Jamaica News: The Ministry of National Security is assuring citizens that its national closed-circuit television (CCTV) surveillance programme – Jamaica Eye – is not infringing on their right to privacy.
Speaking at a recent JIS Think, Legal Officer, Ministry of National Security, Tonelle Beecher, noted that the programme is voluntary “and not something placed on you mandatorily”.
“What we are really asking for is access to public-facing camera feed, as the Government has a responsibility to protect persons and to monitor those areas,” she said.
“We continue to operate within the law, and we have no intention of breaching the law as it relates to implementing the programme,” she added.
Clause 34 of the Data Protection Act (DPA) provides exemption for the purposes of using data in the prevention and detection of crime, as well as the apprehension and prosecution of offenders.
Senior Director of Modernisation and Strategic Projects in the Ministry, Arvel Grant, told JIS News that “as we roll out the programme, we continue to review (our procedures) and to ensure that we are not breaching the law in establishing the programme”.
He noted that the feeds are being monitored at the Joint Information and Operations Centre at the Jamaica Defence Force (JDF), with request for footage being accommodated through an established security protocol.
He explained that private citizens will not be able to make requests for the footage from JamaicaEye.
However, persons making police reports may indicate if they saw a CCTV in the vicinity of an incident, whether it is an accident or crime.

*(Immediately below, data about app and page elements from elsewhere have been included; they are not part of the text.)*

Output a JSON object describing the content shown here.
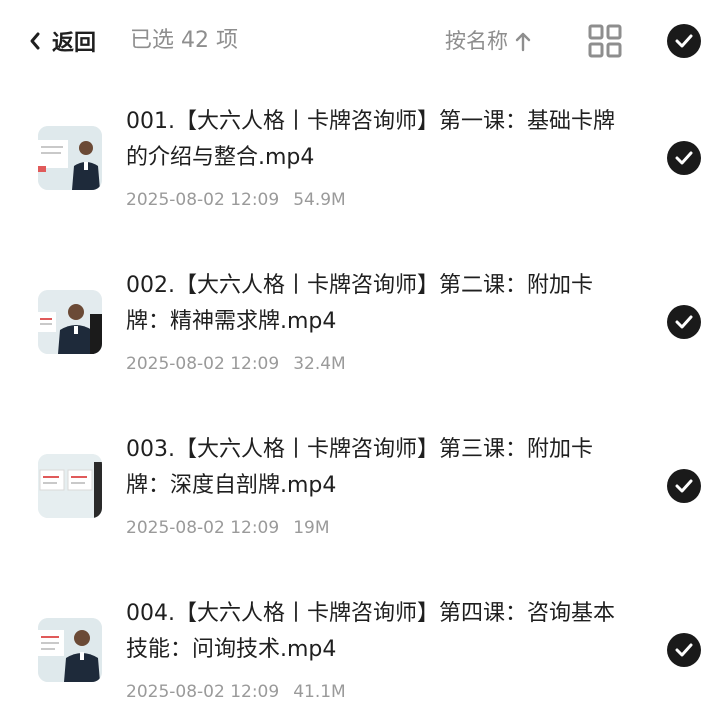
{
  "header": {
    "back_label": "返回",
    "selected_count": "已选 42 项",
    "sort_label": "按名称",
    "sort_icon": "arrow-up-icon",
    "view_toggle_icon": "grid-view-icon",
    "select_all_icon": "check-circle-icon"
  },
  "colors": {
    "accent": "#1a1a1a",
    "muted": "#8e8e8e"
  },
  "files": [
    {
      "name": "001.【大六人格丨卡牌咨询师】第一课：基础卡牌的介绍与整合.mp4",
      "date": "2025-08-02 12:09",
      "size": "54.9M",
      "selected": true
    },
    {
      "name": "002.【大六人格丨卡牌咨询师】第二课：附加卡牌：精神需求牌.mp4",
      "date": "2025-08-02 12:09",
      "size": "32.4M",
      "selected": true
    },
    {
      "name": "003.【大六人格丨卡牌咨询师】第三课：附加卡牌：深度自剖牌.mp4",
      "date": "2025-08-02 12:09",
      "size": "19M",
      "selected": true
    },
    {
      "name": "004.【大六人格丨卡牌咨询师】第四课：咨询基本技能：问询技术.mp4",
      "date": "2025-08-02 12:09",
      "size": "41.1M",
      "selected": true
    }
  ]
}
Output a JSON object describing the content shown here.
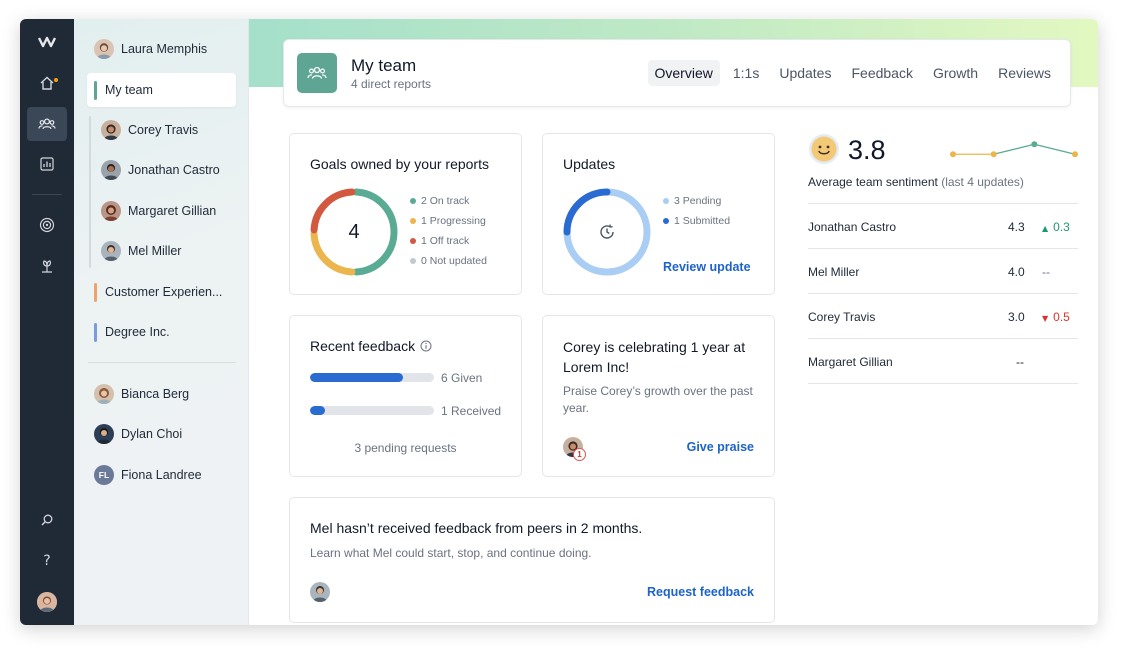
{
  "rail": {
    "items": [
      {
        "name": "home-icon"
      },
      {
        "name": "team-icon"
      },
      {
        "name": "reports-icon"
      },
      {
        "name": "goals-icon"
      },
      {
        "name": "growth-icon"
      },
      {
        "name": "search-icon"
      },
      {
        "name": "help-icon"
      }
    ]
  },
  "sidebar": {
    "manager": "Laura Memphis",
    "my_team": "My team",
    "reports": [
      "Corey Travis",
      "Jonathan Castro",
      "Margaret Gillian",
      "Mel Miller"
    ],
    "groups": [
      "Customer Experien...",
      "Degree Inc."
    ],
    "others": [
      "Bianca Berg",
      "Dylan Choi",
      "Fiona Landree"
    ],
    "fiona_initials": "FL",
    "group_colors": [
      "#f0a26b",
      "#7b9be0"
    ]
  },
  "header": {
    "title": "My team",
    "subtitle": "4 direct reports",
    "tabs": [
      "Overview",
      "1:1s",
      "Updates",
      "Feedback",
      "Growth",
      "Reviews"
    ]
  },
  "goals": {
    "title": "Goals owned by your reports",
    "total": "4",
    "legend": [
      "2 On track",
      "1 Progressing",
      "1 Off track",
      "0 Not updated"
    ],
    "values": [
      2,
      1,
      1,
      0
    ],
    "colors": [
      "#5aab93",
      "#ecb54d",
      "#d2583f",
      "#c4c9ce"
    ]
  },
  "updates": {
    "title": "Updates",
    "legend": [
      "3 Pending",
      "1 Submitted"
    ],
    "values": [
      3,
      1
    ],
    "colors": [
      "#a9cdf3",
      "#2a6bd1"
    ],
    "action": "Review update"
  },
  "feedback": {
    "title": "Recent feedback",
    "given": "6 Given",
    "received": "1 Received",
    "given_fraction": 0.75,
    "received_fraction": 0.12,
    "pending": "3 pending requests"
  },
  "celebration": {
    "title": "Corey is celebrating 1 year at Lorem Inc!",
    "body": "Praise Corey’s growth over the past year.",
    "badge": "1",
    "action": "Give praise"
  },
  "peer": {
    "title": "Mel hasn’t received feedback from peers in 2 months.",
    "body": "Learn what Mel could start, stop, and continue doing.",
    "action": "Request feedback"
  },
  "sentiment": {
    "score": "3.8",
    "label": "Average team sentiment",
    "label_suffix": "(last 4 updates)",
    "trend": [
      3.2,
      3.2,
      3.9,
      3.2
    ],
    "rows": [
      {
        "name": "Jonathan Castro",
        "score": "4.3",
        "arrow": "▲",
        "delta": "0.3",
        "color": "#1a9a6c"
      },
      {
        "name": "Mel Miller",
        "score": "4.0",
        "arrow": "",
        "delta": "--",
        "color": "#6b7280"
      },
      {
        "name": "Corey Travis",
        "score": "3.0",
        "arrow": "▼",
        "delta": "0.5",
        "color": "#d9342b"
      },
      {
        "name": "Margaret Gillian",
        "score": "--",
        "arrow": "",
        "delta": "",
        "color": "#6b7280"
      }
    ]
  }
}
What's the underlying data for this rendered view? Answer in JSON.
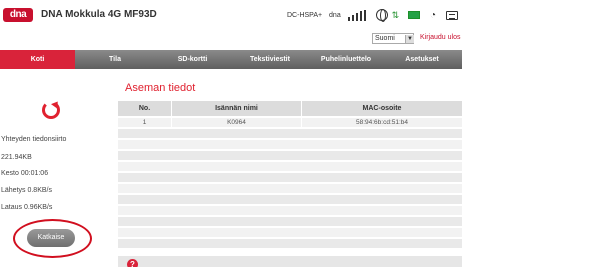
{
  "header": {
    "logo": "dna",
    "title": "DNA Mokkula 4G MF93D",
    "network_type": "DC-HSPA+",
    "operator": "dna"
  },
  "language": {
    "selected": "Suomi",
    "logout_label": "Kirjaudu ulos"
  },
  "nav": {
    "items": [
      {
        "label": "Koti",
        "active": true
      },
      {
        "label": "Tila"
      },
      {
        "label": "SD-kortti"
      },
      {
        "label": "Tekstiviestit"
      },
      {
        "label": "Puhelinluettelo"
      },
      {
        "label": "Asetukset"
      }
    ]
  },
  "sidebar": {
    "transfer_label": "Yhteyden tiedonsiirto",
    "transfer_amount": "221.94KB",
    "duration": "Kesto 00:01:06",
    "upload": "Lähetys 0.8KB/s",
    "download": "Lataus 0.96KB/s",
    "disconnect_label": "Katkaise"
  },
  "main": {
    "title": "Aseman tiedot",
    "columns": [
      "No.",
      "Isännän nimi",
      "MAC-osoite"
    ],
    "rows": [
      {
        "no": "1",
        "host": "K0964",
        "mac": "58:94:6b:cd:51:b4"
      }
    ]
  }
}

Based on this, the police can request footage.
Implemented in March 2018, JamaicaEye is a public-private partnership designed to network CCTV cameras owned by the Ministry and accommodate feed from privately owned cameras.

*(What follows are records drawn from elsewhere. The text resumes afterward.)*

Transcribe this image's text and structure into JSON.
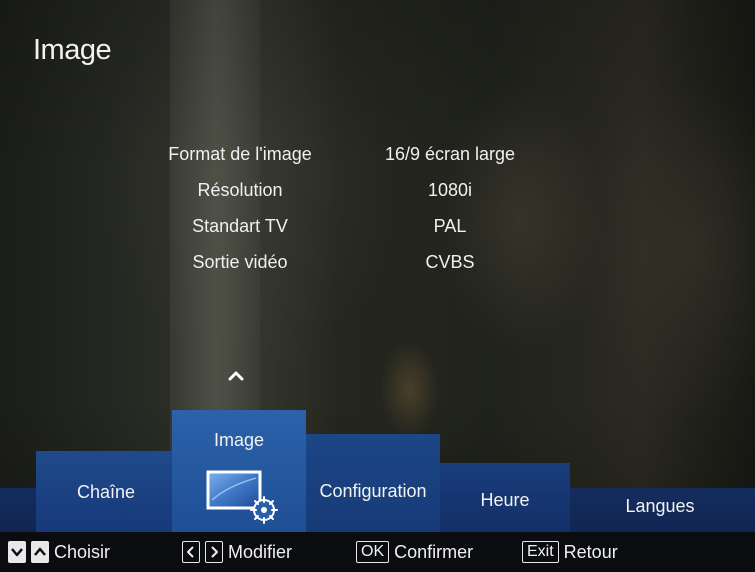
{
  "title": "Image",
  "settings": [
    {
      "label": "Format de l'image",
      "value": "16/9 écran large"
    },
    {
      "label": "Résolution",
      "value": "1080i"
    },
    {
      "label": "Standart TV",
      "value": "PAL"
    },
    {
      "label": "Sortie vidéo",
      "value": "CVBS"
    }
  ],
  "menu": {
    "selected": "Image",
    "tabs": [
      {
        "id": "chaine",
        "label": "Chaîne"
      },
      {
        "id": "image",
        "label": "Image"
      },
      {
        "id": "config",
        "label": "Configuration"
      },
      {
        "id": "heure",
        "label": "Heure"
      },
      {
        "id": "langues",
        "label": "Langues"
      }
    ]
  },
  "footer": {
    "choose": {
      "label": "Choisir",
      "keys": [
        "chevron-down-icon",
        "chevron-up-icon"
      ]
    },
    "modify": {
      "label": "Modifier",
      "keys": [
        "chevron-left-icon",
        "chevron-right-icon"
      ]
    },
    "confirm": {
      "key": "OK",
      "label": "Confirmer"
    },
    "back": {
      "key": "Exit",
      "label": "Retour"
    }
  },
  "colors": {
    "selected_tab": "#2b62aa",
    "tab": "#1f4a8b",
    "band": "#152d5e",
    "footer": "#0a0c10",
    "text": "#f0f0f0"
  }
}
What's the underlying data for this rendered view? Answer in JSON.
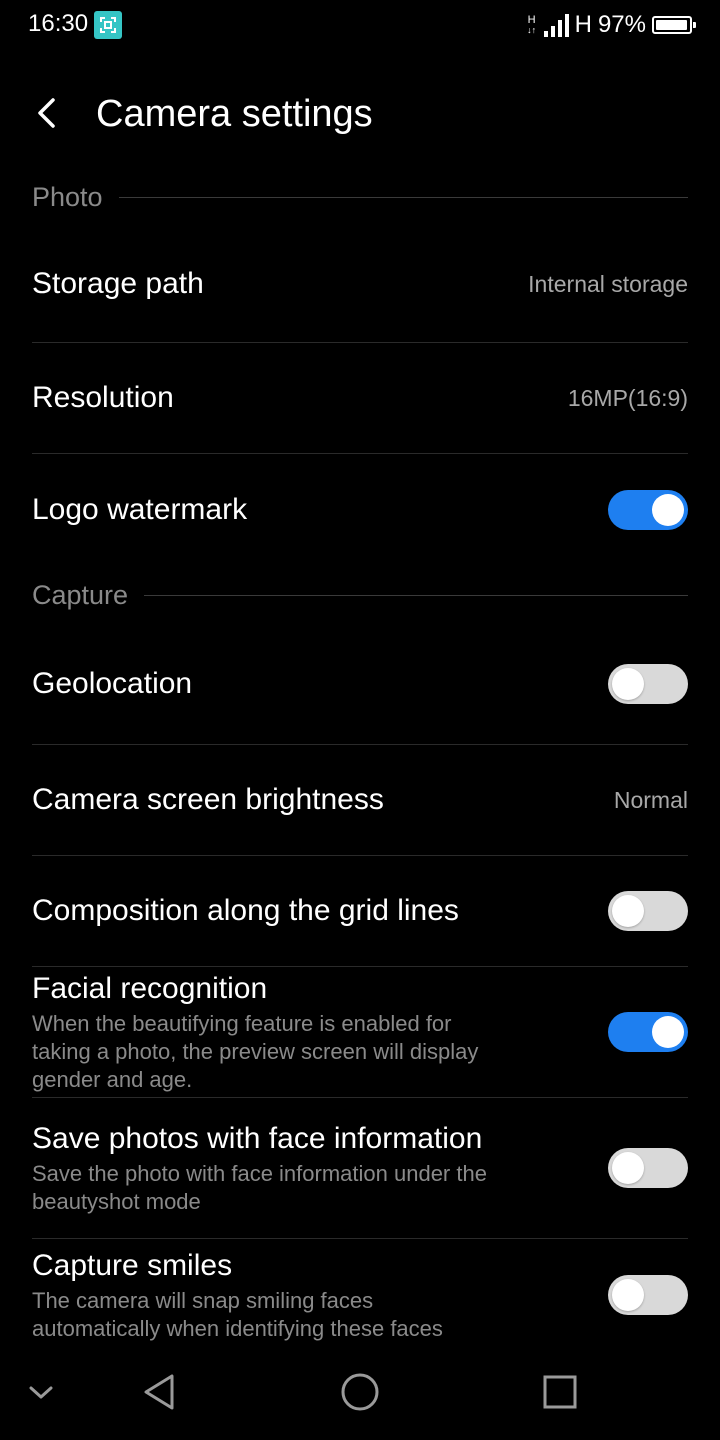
{
  "status_bar": {
    "time": "16:30",
    "network_type": "H",
    "network_arrows": "↓↑",
    "battery_text": "97%",
    "battery_level": 0.97,
    "signal_bars": 4,
    "icons": [
      "screenshot-app-icon",
      "signal-icon",
      "battery-icon"
    ]
  },
  "header": {
    "title": "Camera settings",
    "back_icon": "chevron-left-icon"
  },
  "sections": {
    "photo": {
      "label": "Photo",
      "storage_path": {
        "label": "Storage path",
        "value": "Internal storage"
      },
      "resolution": {
        "label": "Resolution",
        "value": "16MP(16:9)"
      },
      "logo_watermark": {
        "label": "Logo watermark",
        "enabled": true
      }
    },
    "capture": {
      "label": "Capture",
      "geolocation": {
        "label": "Geolocation",
        "enabled": false
      },
      "screen_brightness": {
        "label": "Camera screen brightness",
        "value": "Normal"
      },
      "grid_lines": {
        "label": "Composition along the grid lines",
        "enabled": false
      },
      "facial_recognition": {
        "label": "Facial recognition",
        "description": "When the beautifying feature is enabled for taking a photo, the preview screen will display gender and age.",
        "enabled": true
      },
      "save_face_info": {
        "label": "Save photos with face information",
        "description": "Save the photo with face information under the beautyshot mode",
        "enabled": false
      },
      "capture_smiles": {
        "label": "Capture smiles",
        "description": "The camera will snap smiling faces automatically when identifying these faces",
        "enabled": false
      }
    }
  },
  "nav_bar": {
    "icons": [
      "chevron-down-icon",
      "back-triangle-icon",
      "home-circle-icon",
      "recents-square-icon"
    ]
  },
  "colors": {
    "background": "#000000",
    "accent": "#1e7ff0",
    "toggle_off": "#d9d9d9",
    "secondary_text": "#8a8a8a",
    "status_icon": "#35c5c5"
  }
}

It is geared at improving public safety and emergency response, by providing useful footage in relation to criminal activity, accidents, natural disasters and other incidents.
Source: JIS News